Interface dataset entries

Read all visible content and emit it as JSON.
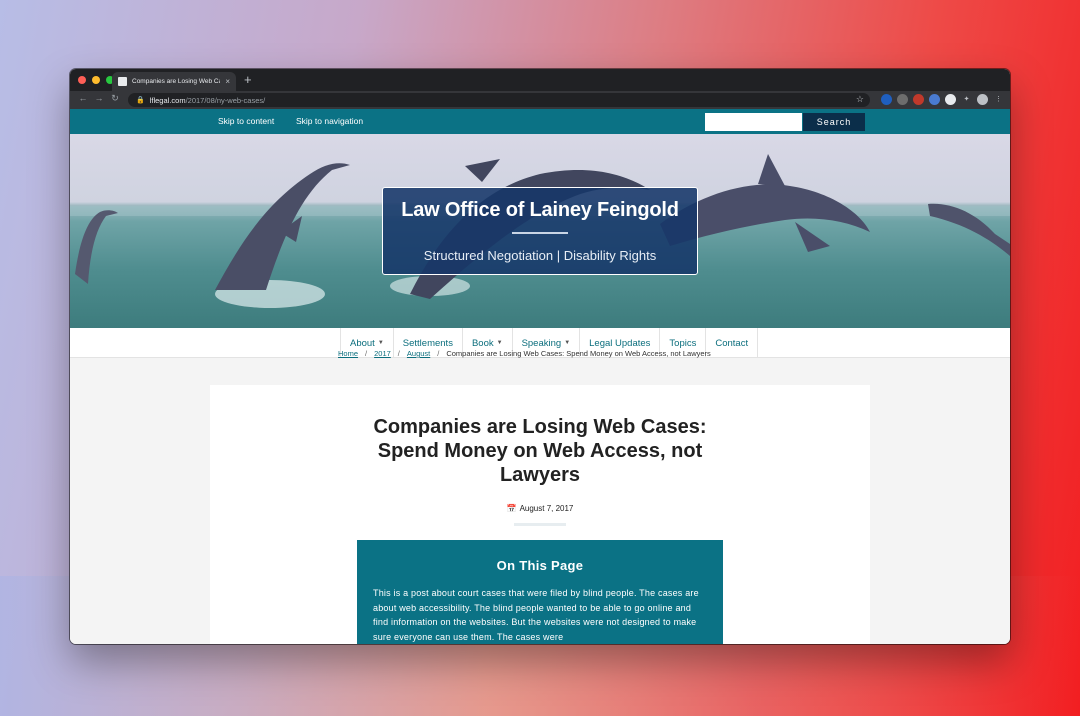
{
  "browser": {
    "tab_title": "Companies are Losing Web Ca",
    "tab_close": "×",
    "new_tab": "+",
    "url_host": "lflegal.com",
    "url_path": "/2017/08/ny-web-cases/",
    "icons": [
      "back-icon",
      "forward-icon",
      "reload-icon",
      "lock-icon",
      "star-icon",
      "extensions-icon",
      "profile-icon",
      "menu-icon"
    ]
  },
  "topbar": {
    "skip_content": "Skip to content",
    "skip_navigation": "Skip to navigation",
    "search_value": "",
    "search_label": "Search"
  },
  "header": {
    "site_title": "Law Office of Lainey Feingold",
    "tagline": "Structured Negotiation | Disability Rights"
  },
  "nav": {
    "items": [
      {
        "label": "About",
        "has_menu": true
      },
      {
        "label": "Settlements",
        "has_menu": false
      },
      {
        "label": "Book",
        "has_menu": true
      },
      {
        "label": "Speaking",
        "has_menu": true
      },
      {
        "label": "Legal Updates",
        "has_menu": false
      },
      {
        "label": "Topics",
        "has_menu": false
      },
      {
        "label": "Contact",
        "has_menu": false
      }
    ]
  },
  "breadcrumb": {
    "home": "Home",
    "year": "2017",
    "month": "August",
    "current": "Companies are Losing Web Cases: Spend Money on Web Access, not Lawyers",
    "separator": "/"
  },
  "article": {
    "title": "Companies are Losing Web Cases: Spend Money on Web Access, not Lawyers",
    "date": "August 7, 2017",
    "toc_heading": "On This Page",
    "toc_text": "This is a post about court cases that were filed by blind people.  The cases are about web accessibility.  The blind people wanted to be able to go online and find information on the websites. But the websites were not designed to make sure everyone can use them.  The cases were"
  },
  "colors": {
    "teal": "#0b7285",
    "navy_box": "#163769",
    "link": "#0b6e7d"
  }
}
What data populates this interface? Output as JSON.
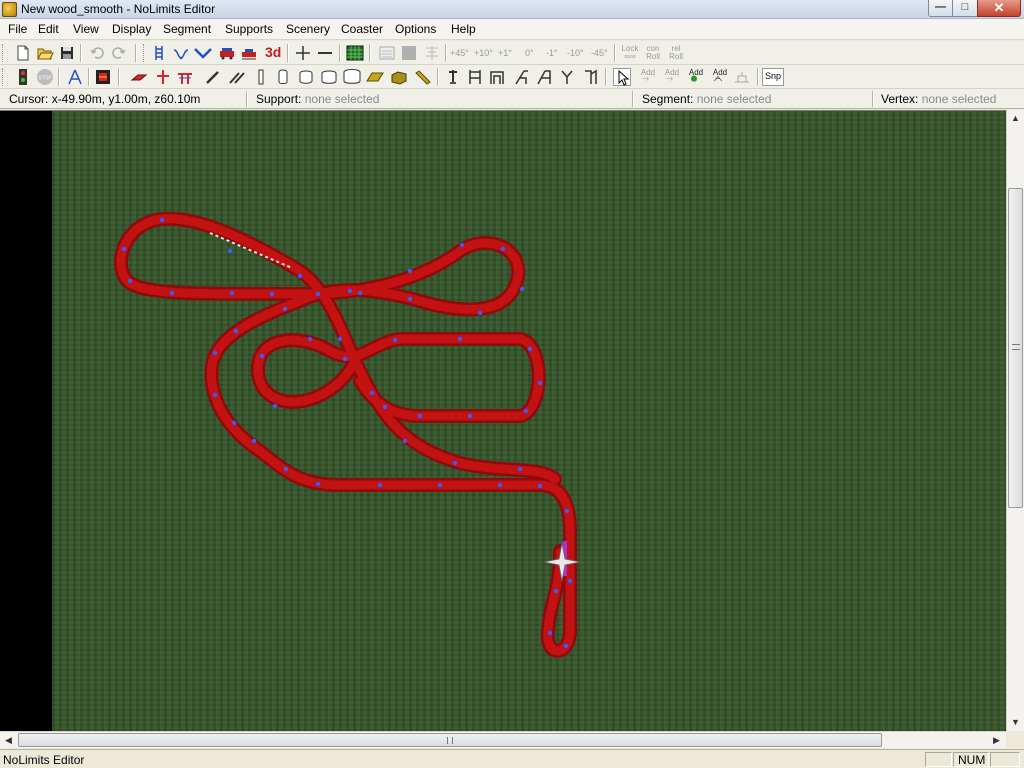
{
  "window": {
    "title": "New wood_smooth - NoLimits Editor",
    "buttons": {
      "minimize": "—",
      "maximize": "□",
      "close": "✕"
    }
  },
  "menu": [
    "File",
    "Edit",
    "View",
    "Display",
    "Segment",
    "Supports",
    "Scenery",
    "Coaster",
    "Options",
    "Help"
  ],
  "toolbar1": {
    "three_d_label": "3d",
    "angle_buttons": [
      "+45°",
      "+10°",
      "+1°",
      "0°",
      "-1°",
      "-10°",
      "-45°"
    ],
    "roll_buttons": [
      {
        "line1": "Lock",
        "line2": "∞∞"
      },
      {
        "line1": "con",
        "line2": "Roll"
      },
      {
        "line1": "rel",
        "line2": "Roll"
      }
    ]
  },
  "toolbar2": {
    "add_buttons": [
      {
        "line1": "Add",
        "line2": ""
      },
      {
        "line1": "Add",
        "line2": ""
      },
      {
        "line1": "Add",
        "line2": ""
      },
      {
        "line1": "Add",
        "line2": ""
      }
    ],
    "snap_label": "Snp"
  },
  "infobar": {
    "cursor_label": "Cursor:",
    "cursor_value": "x-49.90m, y1.00m, z60.10m",
    "support_label": "Support:",
    "support_value": "none selected",
    "segment_label": "Segment:",
    "segment_value": "none selected",
    "vertex_label": "Vertex:",
    "vertex_value": "none selected"
  },
  "colors": {
    "track": "#c31212",
    "track_dark": "#8f0a0a",
    "vertex": "#3a5cff",
    "ground": "#35562a"
  },
  "statusbar": {
    "message": "NoLimits Editor",
    "panes": [
      "",
      "NUM",
      ""
    ]
  },
  "icons": [
    "new-file-icon",
    "open-file-icon",
    "save-icon",
    "undo-icon",
    "redo-icon",
    "select-arrow-icon",
    "cursor-crosshair-icon"
  ]
}
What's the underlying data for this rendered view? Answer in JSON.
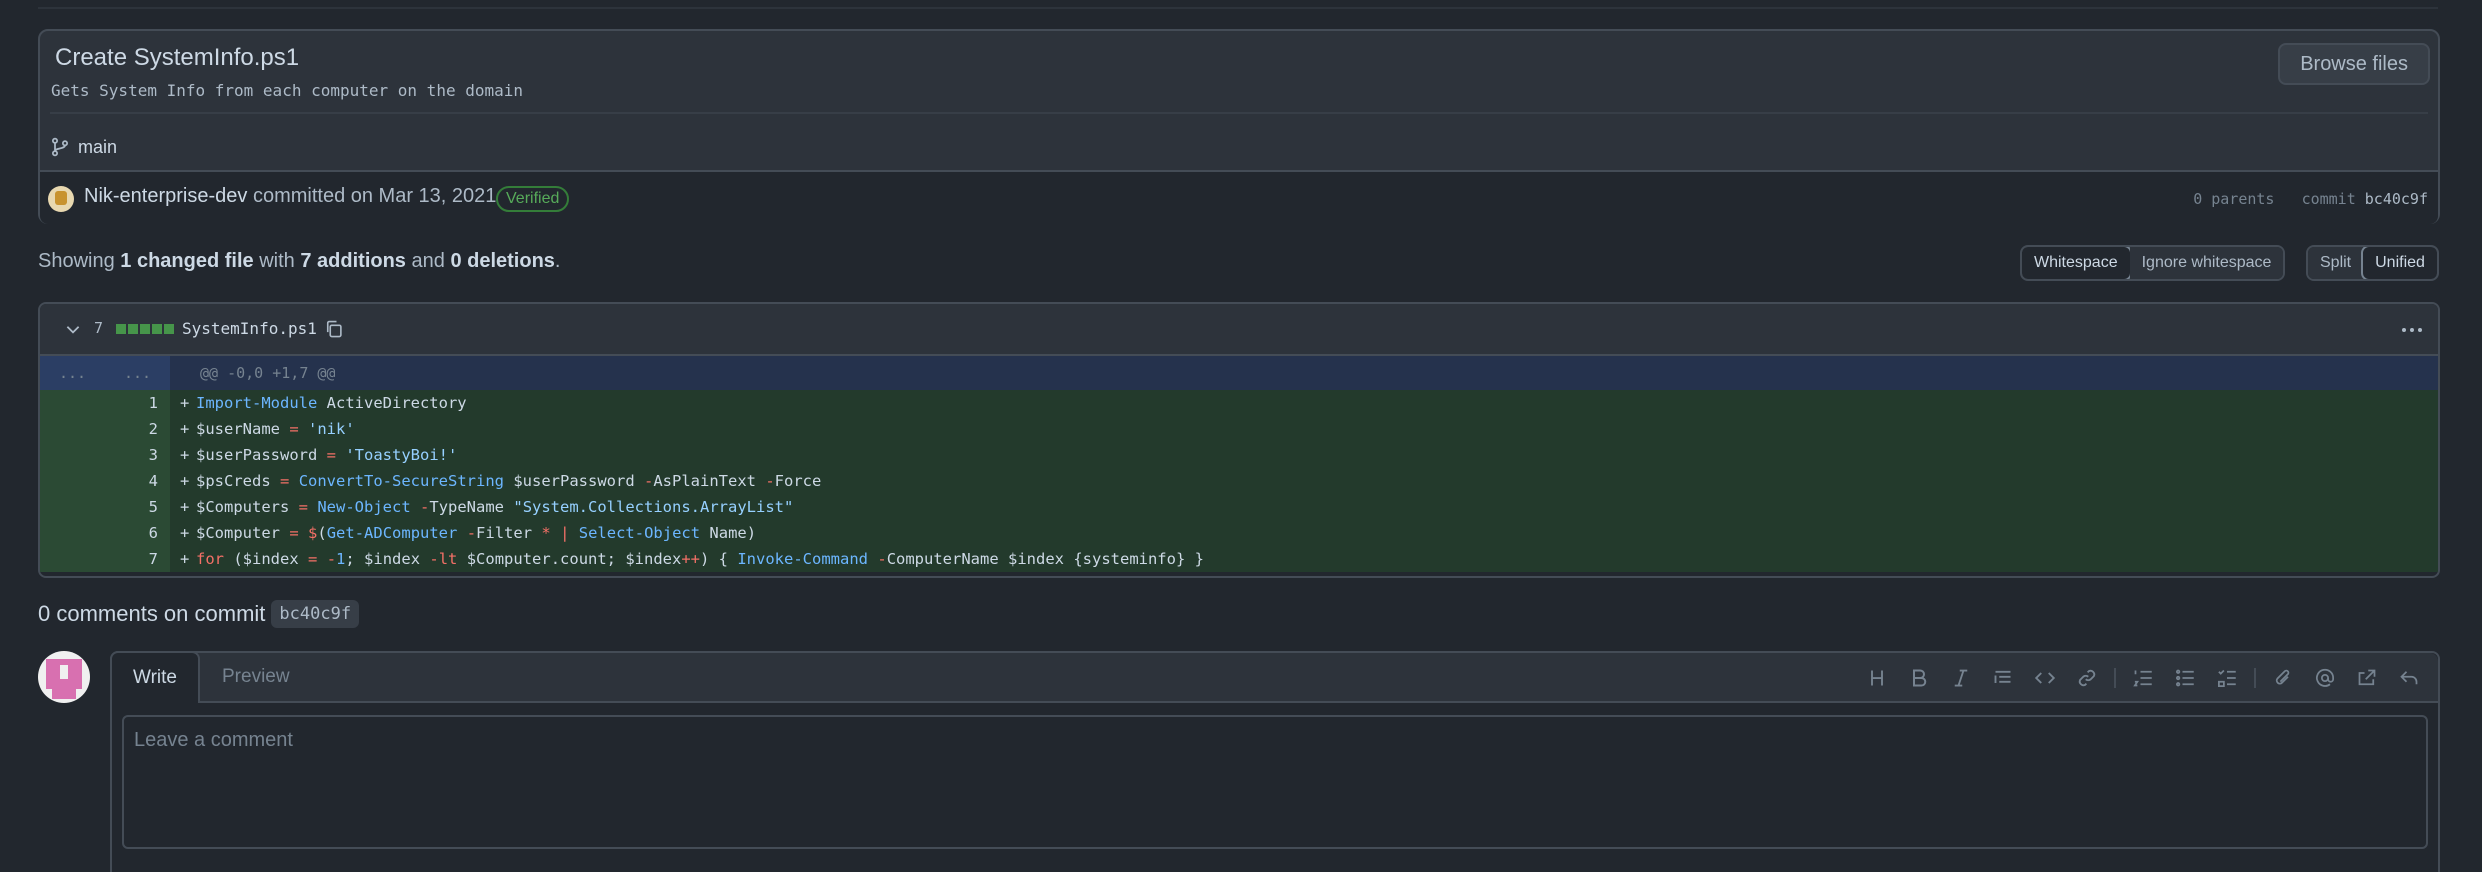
{
  "commit": {
    "title": "Create SystemInfo.ps1",
    "description": "Gets System Info from each computer on the domain",
    "browse_label": "Browse files",
    "branch": "main",
    "author": "Nik-enterprise-dev",
    "committed_text": "committed on Mar 13, 2021",
    "verified_label": "Verified",
    "parents_text": "0 parents",
    "commit_label": "commit",
    "sha": "bc40c9f"
  },
  "summary": {
    "prefix": "Showing",
    "files": "1 changed file",
    "with": "with",
    "additions": "7 additions",
    "and": "and",
    "deletions": "0 deletions",
    "suffix": "."
  },
  "view_controls": {
    "whitespace": "Whitespace",
    "ignore_whitespace": "Ignore whitespace",
    "split": "Split",
    "unified": "Unified",
    "selected": "Unified"
  },
  "diff": {
    "changes": "7",
    "filename": "SystemInfo.ps1",
    "hunk_header": "@@ -0,0 +1,7 @@",
    "expand_left": "...",
    "expand_right": "...",
    "lines": [
      {
        "n": "1",
        "code": "Import-Module ActiveDirectory"
      },
      {
        "n": "2",
        "code": "$userName = 'nik'"
      },
      {
        "n": "3",
        "code": "$userPassword = 'ToastyBoi!'"
      },
      {
        "n": "4",
        "code": "$psCreds = ConvertTo-SecureString $userPassword -AsPlainText -Force"
      },
      {
        "n": "5",
        "code": "$Computers = New-Object -TypeName \"System.Collections.ArrayList\""
      },
      {
        "n": "6",
        "code": "$Computer = $(Get-ADComputer -Filter * | Select-Object Name)"
      },
      {
        "n": "7",
        "code": "for ($index = -1; $index -lt $Computer.count; $index++) { Invoke-Command -ComputerName $index {systeminfo} }"
      }
    ]
  },
  "comments": {
    "title": "0 comments on commit",
    "sha": "bc40c9f",
    "tab_write": "Write",
    "tab_preview": "Preview",
    "placeholder": "Leave a comment"
  },
  "toolbar_icons": [
    "heading-icon",
    "bold-icon",
    "italic-icon",
    "quote-icon",
    "code-icon",
    "link-icon",
    "ordered-list-icon",
    "unordered-list-icon",
    "task-list-icon",
    "attach-icon",
    "mention-icon",
    "reference-icon",
    "reply-icon"
  ],
  "colors": {
    "bg": "#22272e",
    "addition": "#46954a",
    "verified": "#57ab5a",
    "link": "#6cb6ff"
  }
}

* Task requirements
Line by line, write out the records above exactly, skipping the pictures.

* Output of the task
Read all visible content and emit it as JSON.
{
  "browser": {
    "tab_title": "Companies are Losing Web Ca",
    "tab_close": "×",
    "new_tab": "+",
    "url_host": "lflegal.com",
    "url_path": "/2017/08/ny-web-cases/",
    "icons": [
      "back-icon",
      "forward-icon",
      "reload-icon",
      "lock-icon",
      "star-icon",
      "extensions-icon",
      "profile-icon",
      "menu-icon"
    ]
  },
  "topbar": {
    "skip_content": "Skip to content",
    "skip_navigation": "Skip to navigation",
    "search_value": "",
    "search_label": "Search"
  },
  "header": {
    "site_title": "Law Office of Lainey Feingold",
    "tagline": "Structured Negotiation | Disability Rights"
  },
  "nav": {
    "items": [
      {
        "label": "About",
        "has_menu": true
      },
      {
        "label": "Settlements",
        "has_menu": false
      },
      {
        "label": "Book",
        "has_menu": true
      },
      {
        "label": "Speaking",
        "has_menu": true
      },
      {
        "label": "Legal Updates",
        "has_menu": false
      },
      {
        "label": "Topics",
        "has_menu": false
      },
      {
        "label": "Contact",
        "has_menu": false
      }
    ]
  },
  "breadcrumb": {
    "home": "Home",
    "year": "2017",
    "month": "August",
    "current": "Companies are Losing Web Cases: Spend Money on Web Access, not Lawyers",
    "separator": "/"
  },
  "article": {
    "title": "Companies are Losing Web Cases: Spend Money on Web Access, not Lawyers",
    "date": "August 7, 2017",
    "toc_heading": "On This Page",
    "toc_text": "This is a post about court cases that were filed by blind people.  The cases are about web accessibility.  The blind people wanted to be able to go online and find information on the websites. But the websites were not designed to make sure everyone can use them.  The cases were"
  },
  "colors": {
    "teal": "#0b7285",
    "navy_box": "#163769",
    "link": "#0b6e7d"
  }
}
What data populates this interface? Output as JSON.
{
  "window": {
    "title": "New wood_smooth - NoLimits Editor",
    "buttons": {
      "minimize": "—",
      "maximize": "□",
      "close": "✕"
    }
  },
  "menu": [
    "File",
    "Edit",
    "View",
    "Display",
    "Segment",
    "Supports",
    "Scenery",
    "Coaster",
    "Options",
    "Help"
  ],
  "toolbar1": {
    "three_d_label": "3d",
    "angle_buttons": [
      "+45°",
      "+10°",
      "+1°",
      "0°",
      "-1°",
      "-10°",
      "-45°"
    ],
    "roll_buttons": [
      {
        "line1": "Lock",
        "line2": "∞∞"
      },
      {
        "line1": "con",
        "line2": "Roll"
      },
      {
        "line1": "rel",
        "line2": "Roll"
      }
    ]
  },
  "toolbar2": {
    "add_buttons": [
      {
        "line1": "Add",
        "line2": ""
      },
      {
        "line1": "Add",
        "line2": ""
      },
      {
        "line1": "Add",
        "line2": ""
      },
      {
        "line1": "Add",
        "line2": ""
      }
    ],
    "snap_label": "Snp"
  },
  "infobar": {
    "cursor_label": "Cursor:",
    "cursor_value": "x-49.90m, y1.00m, z60.10m",
    "support_label": "Support:",
    "support_value": "none selected",
    "segment_label": "Segment:",
    "segment_value": "none selected",
    "vertex_label": "Vertex:",
    "vertex_value": "none selected"
  },
  "colors": {
    "track": "#c31212",
    "track_dark": "#8f0a0a",
    "vertex": "#3a5cff",
    "ground": "#35562a"
  },
  "statusbar": {
    "message": "NoLimits Editor",
    "panes": [
      "",
      "NUM",
      ""
    ]
  },
  "icons": [
    "new-file-icon",
    "open-file-icon",
    "save-icon",
    "undo-icon",
    "redo-icon",
    "select-arrow-icon",
    "cursor-crosshair-icon"
  ]
}
What's the underlying data for this rendered view? Answer in JSON.
{
  "commit": {
    "title": "Create SystemInfo.ps1",
    "description": "Gets System Info from each computer on the domain",
    "browse_label": "Browse files",
    "branch": "main",
    "author": "Nik-enterprise-dev",
    "committed_text": "committed on Mar 13, 2021",
    "verified_label": "Verified",
    "parents_text": "0 parents",
    "commit_label": "commit",
    "sha": "bc40c9f"
  },
  "summary": {
    "prefix": "Showing",
    "files": "1 changed file",
    "with": "with",
    "additions": "7 additions",
    "and": "and",
    "deletions": "0 deletions",
    "suffix": "."
  },
  "view_controls": {
    "whitespace": "Whitespace",
    "ignore_whitespace": "Ignore whitespace",
    "split": "Split",
    "unified": "Unified",
    "selected": "Unified"
  },
  "diff": {
    "changes": "7",
    "filename": "SystemInfo.ps1",
    "hunk_header": "@@ -0,0 +1,7 @@",
    "expand_left": "...",
    "expand_right": "...",
    "lines": [
      {
        "n": "1",
        "code": "Import-Module ActiveDirectory"
      },
      {
        "n": "2",
        "code": "$userName = 'nik'"
      },
      {
        "n": "3",
        "code": "$userPassword = 'ToastyBoi!'"
      },
      {
        "n": "4",
        "code": "$psCreds = ConvertTo-SecureString $userPassword -AsPlainText -Force"
      },
      {
        "n": "5",
        "code": "$Computers = New-Object -TypeName \"System.Collections.ArrayList\""
      },
      {
        "n": "6",
        "code": "$Computer = $(Get-ADComputer -Filter * | Select-Object Name)"
      },
      {
        "n": "7",
        "code": "for ($index = -1; $index -lt $Computer.count; $index++) { Invoke-Command -ComputerName $index {systeminfo} }"
      }
    ]
  },
  "comments": {
    "title": "0 comments on commit",
    "sha": "bc40c9f",
    "tab_write": "Write",
    "tab_preview": "Preview",
    "placeholder": "Leave a comment"
  },
  "toolbar_icons": [
    "heading-icon",
    "bold-icon",
    "italic-icon",
    "quote-icon",
    "code-icon",
    "link-icon",
    "ordered-list-icon",
    "unordered-list-icon",
    "task-list-icon",
    "attach-icon",
    "mention-icon",
    "reference-icon",
    "reply-icon"
  ],
  "colors": {
    "bg": "#22272e",
    "addition": "#46954a",
    "verified": "#57ab5a",
    "link": "#6cb6ff"
  }
}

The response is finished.